[Supplied material — start]

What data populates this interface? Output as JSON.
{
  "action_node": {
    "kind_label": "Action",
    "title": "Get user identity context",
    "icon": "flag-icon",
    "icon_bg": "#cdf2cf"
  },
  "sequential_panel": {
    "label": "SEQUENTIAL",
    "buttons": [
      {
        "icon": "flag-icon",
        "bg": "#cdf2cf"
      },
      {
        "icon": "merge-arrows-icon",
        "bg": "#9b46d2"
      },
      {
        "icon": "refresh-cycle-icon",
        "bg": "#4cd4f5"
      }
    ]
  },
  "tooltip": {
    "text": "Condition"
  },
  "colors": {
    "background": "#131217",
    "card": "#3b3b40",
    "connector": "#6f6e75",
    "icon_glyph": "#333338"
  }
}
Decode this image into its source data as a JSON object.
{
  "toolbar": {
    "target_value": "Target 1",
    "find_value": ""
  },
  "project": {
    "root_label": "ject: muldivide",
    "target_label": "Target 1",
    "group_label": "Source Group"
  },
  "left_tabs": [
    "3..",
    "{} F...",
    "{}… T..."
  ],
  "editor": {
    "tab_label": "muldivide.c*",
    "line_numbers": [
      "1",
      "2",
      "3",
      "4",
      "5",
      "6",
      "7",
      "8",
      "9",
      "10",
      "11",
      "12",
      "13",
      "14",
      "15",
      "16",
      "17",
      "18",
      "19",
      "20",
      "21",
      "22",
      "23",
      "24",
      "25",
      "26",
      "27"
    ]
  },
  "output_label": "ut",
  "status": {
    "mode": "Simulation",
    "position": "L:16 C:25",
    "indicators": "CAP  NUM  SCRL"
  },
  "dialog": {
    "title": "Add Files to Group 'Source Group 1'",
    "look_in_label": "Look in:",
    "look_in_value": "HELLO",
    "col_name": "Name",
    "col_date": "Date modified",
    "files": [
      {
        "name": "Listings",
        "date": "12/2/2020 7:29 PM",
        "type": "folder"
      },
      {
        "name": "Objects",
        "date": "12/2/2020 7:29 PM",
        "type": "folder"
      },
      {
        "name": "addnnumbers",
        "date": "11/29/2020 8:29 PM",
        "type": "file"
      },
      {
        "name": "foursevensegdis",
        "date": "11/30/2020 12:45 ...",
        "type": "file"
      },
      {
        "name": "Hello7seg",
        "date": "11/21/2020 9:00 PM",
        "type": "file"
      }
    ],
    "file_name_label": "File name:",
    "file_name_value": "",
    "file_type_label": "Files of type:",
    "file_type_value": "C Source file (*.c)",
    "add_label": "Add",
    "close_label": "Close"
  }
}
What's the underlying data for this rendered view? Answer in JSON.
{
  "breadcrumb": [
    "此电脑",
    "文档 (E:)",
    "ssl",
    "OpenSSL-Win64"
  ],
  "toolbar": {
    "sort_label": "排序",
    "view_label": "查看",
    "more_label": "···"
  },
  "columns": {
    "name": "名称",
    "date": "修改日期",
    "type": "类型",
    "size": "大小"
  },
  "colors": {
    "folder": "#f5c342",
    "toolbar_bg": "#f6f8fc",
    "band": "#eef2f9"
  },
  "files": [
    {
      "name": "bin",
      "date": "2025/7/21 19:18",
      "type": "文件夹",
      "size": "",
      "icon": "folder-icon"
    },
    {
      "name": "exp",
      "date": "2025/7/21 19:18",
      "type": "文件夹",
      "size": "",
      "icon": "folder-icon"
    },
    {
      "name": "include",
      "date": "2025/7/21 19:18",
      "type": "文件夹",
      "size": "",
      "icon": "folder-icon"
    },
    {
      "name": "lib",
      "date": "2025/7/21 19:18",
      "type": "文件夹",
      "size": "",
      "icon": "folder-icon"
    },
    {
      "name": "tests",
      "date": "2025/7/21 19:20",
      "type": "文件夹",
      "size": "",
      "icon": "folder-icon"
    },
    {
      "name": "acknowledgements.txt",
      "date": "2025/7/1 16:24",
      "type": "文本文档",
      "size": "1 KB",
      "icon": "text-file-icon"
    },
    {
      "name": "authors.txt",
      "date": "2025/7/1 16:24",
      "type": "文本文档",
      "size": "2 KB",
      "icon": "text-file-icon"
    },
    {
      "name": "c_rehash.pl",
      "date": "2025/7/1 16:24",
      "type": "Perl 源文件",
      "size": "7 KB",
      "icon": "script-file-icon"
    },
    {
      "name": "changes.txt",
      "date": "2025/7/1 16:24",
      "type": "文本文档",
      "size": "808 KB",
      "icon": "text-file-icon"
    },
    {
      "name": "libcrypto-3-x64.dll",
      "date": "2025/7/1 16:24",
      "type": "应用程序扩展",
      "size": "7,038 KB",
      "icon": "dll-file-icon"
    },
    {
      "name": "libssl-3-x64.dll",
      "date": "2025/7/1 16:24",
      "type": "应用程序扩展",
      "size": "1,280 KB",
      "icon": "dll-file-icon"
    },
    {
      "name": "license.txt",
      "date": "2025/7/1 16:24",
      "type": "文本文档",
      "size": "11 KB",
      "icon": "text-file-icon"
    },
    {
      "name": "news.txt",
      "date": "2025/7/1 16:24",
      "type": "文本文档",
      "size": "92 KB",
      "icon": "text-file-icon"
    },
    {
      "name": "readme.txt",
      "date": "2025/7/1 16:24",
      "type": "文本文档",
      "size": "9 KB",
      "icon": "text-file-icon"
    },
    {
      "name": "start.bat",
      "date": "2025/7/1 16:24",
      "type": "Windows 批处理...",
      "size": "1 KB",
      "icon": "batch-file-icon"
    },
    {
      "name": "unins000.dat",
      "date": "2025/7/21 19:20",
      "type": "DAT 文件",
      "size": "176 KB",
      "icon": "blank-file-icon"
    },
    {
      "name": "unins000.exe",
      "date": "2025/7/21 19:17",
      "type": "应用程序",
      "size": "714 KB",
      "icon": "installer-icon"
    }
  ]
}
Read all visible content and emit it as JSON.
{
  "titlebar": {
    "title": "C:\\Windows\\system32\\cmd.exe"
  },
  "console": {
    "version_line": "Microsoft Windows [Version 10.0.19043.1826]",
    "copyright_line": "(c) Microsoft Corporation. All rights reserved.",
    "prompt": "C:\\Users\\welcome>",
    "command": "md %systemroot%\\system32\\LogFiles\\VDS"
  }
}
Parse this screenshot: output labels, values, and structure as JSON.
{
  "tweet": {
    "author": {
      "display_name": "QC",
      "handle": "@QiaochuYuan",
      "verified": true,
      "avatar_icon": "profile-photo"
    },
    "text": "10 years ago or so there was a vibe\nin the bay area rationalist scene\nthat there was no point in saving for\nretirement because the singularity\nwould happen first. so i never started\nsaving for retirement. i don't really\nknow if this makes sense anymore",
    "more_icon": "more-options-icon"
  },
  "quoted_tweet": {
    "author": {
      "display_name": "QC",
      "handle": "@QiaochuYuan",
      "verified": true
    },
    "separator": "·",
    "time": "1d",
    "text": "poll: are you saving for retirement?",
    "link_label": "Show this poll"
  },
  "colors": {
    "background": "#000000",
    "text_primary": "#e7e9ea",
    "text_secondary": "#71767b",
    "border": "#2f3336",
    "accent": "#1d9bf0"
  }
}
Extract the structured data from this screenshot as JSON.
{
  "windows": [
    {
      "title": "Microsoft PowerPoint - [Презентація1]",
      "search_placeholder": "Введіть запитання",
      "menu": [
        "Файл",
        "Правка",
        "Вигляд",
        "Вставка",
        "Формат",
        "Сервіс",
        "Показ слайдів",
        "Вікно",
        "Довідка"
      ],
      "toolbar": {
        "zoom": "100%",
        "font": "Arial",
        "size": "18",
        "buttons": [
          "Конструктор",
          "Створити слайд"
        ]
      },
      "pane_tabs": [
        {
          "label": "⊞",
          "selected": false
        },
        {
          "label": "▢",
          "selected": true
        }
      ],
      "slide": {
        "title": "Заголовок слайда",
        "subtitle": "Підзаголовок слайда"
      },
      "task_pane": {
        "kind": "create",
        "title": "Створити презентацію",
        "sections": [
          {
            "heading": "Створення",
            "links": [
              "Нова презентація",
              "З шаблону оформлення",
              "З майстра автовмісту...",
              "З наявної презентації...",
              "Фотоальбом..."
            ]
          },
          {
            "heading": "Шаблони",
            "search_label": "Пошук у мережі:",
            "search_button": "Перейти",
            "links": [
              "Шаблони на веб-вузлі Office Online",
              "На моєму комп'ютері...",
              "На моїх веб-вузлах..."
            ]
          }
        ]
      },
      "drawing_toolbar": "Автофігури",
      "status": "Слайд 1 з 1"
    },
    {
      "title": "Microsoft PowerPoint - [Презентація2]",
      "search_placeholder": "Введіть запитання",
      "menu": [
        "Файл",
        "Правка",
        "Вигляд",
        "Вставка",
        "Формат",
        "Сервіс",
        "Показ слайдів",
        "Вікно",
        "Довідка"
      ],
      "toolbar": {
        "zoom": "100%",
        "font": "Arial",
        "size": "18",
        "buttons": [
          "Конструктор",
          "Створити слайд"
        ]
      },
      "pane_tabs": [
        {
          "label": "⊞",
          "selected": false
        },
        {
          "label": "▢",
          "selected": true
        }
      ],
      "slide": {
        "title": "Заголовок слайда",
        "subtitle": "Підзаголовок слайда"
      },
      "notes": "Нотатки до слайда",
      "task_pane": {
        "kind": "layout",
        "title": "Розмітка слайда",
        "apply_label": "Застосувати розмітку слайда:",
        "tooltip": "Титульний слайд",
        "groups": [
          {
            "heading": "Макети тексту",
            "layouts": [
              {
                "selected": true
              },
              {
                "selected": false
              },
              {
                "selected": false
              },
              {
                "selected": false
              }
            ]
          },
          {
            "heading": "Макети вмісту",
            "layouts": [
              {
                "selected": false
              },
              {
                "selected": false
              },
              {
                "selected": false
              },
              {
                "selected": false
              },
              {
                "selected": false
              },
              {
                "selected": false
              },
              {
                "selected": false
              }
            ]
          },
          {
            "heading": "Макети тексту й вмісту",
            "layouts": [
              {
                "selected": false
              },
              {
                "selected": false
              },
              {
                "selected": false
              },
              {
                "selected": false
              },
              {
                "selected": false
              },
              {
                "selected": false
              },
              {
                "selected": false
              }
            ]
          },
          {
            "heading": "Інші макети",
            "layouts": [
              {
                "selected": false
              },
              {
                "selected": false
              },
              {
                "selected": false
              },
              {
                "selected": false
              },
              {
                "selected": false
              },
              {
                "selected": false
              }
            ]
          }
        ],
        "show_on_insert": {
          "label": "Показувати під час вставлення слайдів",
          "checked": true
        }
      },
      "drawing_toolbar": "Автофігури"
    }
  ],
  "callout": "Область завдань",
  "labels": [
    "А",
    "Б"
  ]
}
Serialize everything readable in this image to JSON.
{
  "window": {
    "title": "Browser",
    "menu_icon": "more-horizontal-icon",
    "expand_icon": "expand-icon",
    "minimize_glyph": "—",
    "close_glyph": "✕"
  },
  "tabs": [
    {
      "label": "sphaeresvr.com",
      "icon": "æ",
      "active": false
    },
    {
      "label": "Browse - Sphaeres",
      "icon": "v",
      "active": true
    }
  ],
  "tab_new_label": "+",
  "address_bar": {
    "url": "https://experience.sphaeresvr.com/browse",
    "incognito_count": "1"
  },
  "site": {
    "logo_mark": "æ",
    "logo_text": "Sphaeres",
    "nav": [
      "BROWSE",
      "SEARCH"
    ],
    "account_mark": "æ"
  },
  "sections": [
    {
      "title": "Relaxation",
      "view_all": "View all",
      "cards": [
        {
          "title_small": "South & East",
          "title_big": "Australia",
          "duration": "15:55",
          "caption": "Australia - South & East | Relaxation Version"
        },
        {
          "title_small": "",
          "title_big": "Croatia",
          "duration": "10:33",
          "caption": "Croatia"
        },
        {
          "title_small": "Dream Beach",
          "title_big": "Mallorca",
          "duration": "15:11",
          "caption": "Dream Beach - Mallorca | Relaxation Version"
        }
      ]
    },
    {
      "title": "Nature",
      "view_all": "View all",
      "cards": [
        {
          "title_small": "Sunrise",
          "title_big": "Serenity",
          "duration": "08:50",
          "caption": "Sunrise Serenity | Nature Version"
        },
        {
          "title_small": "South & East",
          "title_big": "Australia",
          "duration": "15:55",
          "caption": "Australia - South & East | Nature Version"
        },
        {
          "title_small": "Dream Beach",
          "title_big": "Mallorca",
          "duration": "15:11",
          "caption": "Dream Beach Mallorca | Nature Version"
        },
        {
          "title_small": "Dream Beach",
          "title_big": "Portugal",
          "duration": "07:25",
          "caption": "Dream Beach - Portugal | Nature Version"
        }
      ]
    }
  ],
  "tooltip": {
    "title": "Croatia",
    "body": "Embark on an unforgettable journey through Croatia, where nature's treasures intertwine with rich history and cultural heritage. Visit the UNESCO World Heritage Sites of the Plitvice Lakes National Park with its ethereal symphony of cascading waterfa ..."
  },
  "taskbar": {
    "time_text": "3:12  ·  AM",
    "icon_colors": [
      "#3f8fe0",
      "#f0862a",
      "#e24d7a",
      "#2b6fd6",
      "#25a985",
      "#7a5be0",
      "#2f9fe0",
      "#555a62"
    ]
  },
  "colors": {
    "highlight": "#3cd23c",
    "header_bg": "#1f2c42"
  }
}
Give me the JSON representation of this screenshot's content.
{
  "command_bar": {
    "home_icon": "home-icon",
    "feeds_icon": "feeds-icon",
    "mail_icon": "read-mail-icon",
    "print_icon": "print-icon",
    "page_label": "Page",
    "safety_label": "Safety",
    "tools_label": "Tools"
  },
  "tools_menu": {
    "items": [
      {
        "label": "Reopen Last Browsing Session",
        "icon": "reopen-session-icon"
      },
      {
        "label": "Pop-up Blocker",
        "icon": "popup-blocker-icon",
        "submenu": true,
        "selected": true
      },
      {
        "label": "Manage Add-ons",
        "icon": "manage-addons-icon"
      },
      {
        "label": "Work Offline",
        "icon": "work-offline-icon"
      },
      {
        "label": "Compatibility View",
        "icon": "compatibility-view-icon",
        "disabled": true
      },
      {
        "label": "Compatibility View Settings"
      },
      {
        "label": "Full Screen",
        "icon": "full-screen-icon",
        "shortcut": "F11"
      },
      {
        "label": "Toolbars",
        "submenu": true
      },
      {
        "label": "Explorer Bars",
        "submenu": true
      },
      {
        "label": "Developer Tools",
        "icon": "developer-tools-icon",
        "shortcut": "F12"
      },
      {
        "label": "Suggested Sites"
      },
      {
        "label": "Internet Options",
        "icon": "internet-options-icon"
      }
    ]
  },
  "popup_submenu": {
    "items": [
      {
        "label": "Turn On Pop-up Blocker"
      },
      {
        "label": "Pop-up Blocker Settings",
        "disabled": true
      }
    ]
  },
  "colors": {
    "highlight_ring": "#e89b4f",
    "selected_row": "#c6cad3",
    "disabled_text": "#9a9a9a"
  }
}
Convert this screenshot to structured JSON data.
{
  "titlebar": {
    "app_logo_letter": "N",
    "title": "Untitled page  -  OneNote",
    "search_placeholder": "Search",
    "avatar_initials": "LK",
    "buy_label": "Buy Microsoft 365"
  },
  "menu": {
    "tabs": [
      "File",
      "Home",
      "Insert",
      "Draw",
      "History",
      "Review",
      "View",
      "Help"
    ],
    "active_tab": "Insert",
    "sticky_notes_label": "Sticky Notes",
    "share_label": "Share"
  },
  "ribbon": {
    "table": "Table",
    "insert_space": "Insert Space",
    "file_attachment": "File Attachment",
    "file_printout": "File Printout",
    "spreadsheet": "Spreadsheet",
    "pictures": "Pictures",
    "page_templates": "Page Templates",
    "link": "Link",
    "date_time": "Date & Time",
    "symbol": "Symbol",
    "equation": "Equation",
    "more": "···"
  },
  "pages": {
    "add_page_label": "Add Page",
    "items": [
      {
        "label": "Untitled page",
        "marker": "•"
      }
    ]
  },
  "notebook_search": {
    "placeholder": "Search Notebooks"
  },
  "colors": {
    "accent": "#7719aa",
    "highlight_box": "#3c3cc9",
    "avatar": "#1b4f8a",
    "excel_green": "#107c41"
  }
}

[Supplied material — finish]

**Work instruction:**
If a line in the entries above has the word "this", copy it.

**Response:**
What data populates this interface? Output as JSON.
Decode this image into its source data as a JSON object.
What's the underlying data for this rendered view? Answer in JSON.
Parse this screenshot: output labels, values, and structure as JSON.
    "text": "10 years ago or so there was a vibe\nin the bay area rationalist scene\nthat there was no point in saving for\nretirement because the singularity\nwould happen first. so i never started\nsaving for retirement. i don't really\nknow if this makes sense anymore",
    "link_label": "Show this poll"
Extract the structured data from this screenshot as JSON.
Serialize everything readable in this image to JSON.
Give me the JSON representation of this screenshot's content.
Convert this screenshot to structured JSON data.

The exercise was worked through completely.